I’ve rarely had a candidate elect not to give me that information, as they understand it is to help them in the end. In very rare instances, I felt a grand sense of reluctance and in those cases I did the best to explain why it would limit my ability to represent them. At the end of the day, it is your job search and you should feel as comfortable as possible in what can already prove to be a frustrating, irrational, unfair, process.
Hiring managers are bombarded with phone calls all day long. Not just from recruiters, but every possible sales call, vendor and service provider you can think of. It is up to the individual calling to quickly showcase skills, add value and build credibility. If I do not know exact data points on my candidates, someone I’ve met face to face with and say I am representing, that is embarrassing. Instead, with the knowledge we can be confident, fact-based, logical solution providers for candidates and clients alike, and come from a position of strength.
Lastly, if the way that situation was handled was to tell you “you’re being difficult” or I need that to “play ball” then I’d say the recruiter has some work to do. It is our job as recruiters to be the best communicator in the hiring process.

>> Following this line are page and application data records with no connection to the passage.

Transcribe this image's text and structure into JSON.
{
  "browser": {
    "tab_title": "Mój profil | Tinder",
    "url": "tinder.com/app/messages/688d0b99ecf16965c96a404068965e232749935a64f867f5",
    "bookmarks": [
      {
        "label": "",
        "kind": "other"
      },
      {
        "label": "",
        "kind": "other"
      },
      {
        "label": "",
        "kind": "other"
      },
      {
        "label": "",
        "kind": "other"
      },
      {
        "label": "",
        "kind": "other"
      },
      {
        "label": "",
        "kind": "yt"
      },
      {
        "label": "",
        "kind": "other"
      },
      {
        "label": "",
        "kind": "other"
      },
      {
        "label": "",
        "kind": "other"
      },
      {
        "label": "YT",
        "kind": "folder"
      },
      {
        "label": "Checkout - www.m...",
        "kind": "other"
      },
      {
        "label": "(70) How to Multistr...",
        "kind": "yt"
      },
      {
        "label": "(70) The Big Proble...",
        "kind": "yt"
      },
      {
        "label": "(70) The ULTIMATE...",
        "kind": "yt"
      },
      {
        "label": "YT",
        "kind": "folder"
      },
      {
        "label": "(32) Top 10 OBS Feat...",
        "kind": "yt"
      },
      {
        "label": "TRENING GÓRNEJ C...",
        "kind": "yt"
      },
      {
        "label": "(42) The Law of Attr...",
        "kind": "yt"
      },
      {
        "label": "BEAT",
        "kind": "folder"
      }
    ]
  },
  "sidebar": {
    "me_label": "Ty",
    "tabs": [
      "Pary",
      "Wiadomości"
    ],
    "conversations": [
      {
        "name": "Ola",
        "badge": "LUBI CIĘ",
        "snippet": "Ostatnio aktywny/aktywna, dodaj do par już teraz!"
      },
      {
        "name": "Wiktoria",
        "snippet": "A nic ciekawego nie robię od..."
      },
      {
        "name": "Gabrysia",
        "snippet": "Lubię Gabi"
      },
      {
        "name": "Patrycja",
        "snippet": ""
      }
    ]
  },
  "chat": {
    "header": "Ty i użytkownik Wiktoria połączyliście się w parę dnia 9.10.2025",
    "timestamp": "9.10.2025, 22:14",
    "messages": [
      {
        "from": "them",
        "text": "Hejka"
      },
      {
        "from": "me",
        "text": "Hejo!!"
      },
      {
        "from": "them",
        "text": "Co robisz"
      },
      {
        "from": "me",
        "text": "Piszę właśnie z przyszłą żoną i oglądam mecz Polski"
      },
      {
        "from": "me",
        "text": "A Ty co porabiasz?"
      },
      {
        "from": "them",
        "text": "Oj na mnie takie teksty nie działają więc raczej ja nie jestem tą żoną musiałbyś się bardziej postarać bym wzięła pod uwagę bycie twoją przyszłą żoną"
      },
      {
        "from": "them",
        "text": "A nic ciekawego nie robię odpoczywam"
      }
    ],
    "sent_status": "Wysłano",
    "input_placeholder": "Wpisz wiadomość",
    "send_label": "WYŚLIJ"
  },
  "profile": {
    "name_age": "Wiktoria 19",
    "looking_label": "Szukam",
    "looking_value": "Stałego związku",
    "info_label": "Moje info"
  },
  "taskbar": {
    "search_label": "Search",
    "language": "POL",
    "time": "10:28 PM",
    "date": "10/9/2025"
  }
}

There is a necessity to articulate our thoughts, and reasoning, to candidates and clients alike on behalf of another human being.
General rule with recruiters: If the recruiter cannot provide you with logic-based reasons on why they need a piece of information, it is probably not in your best interest to disclose it.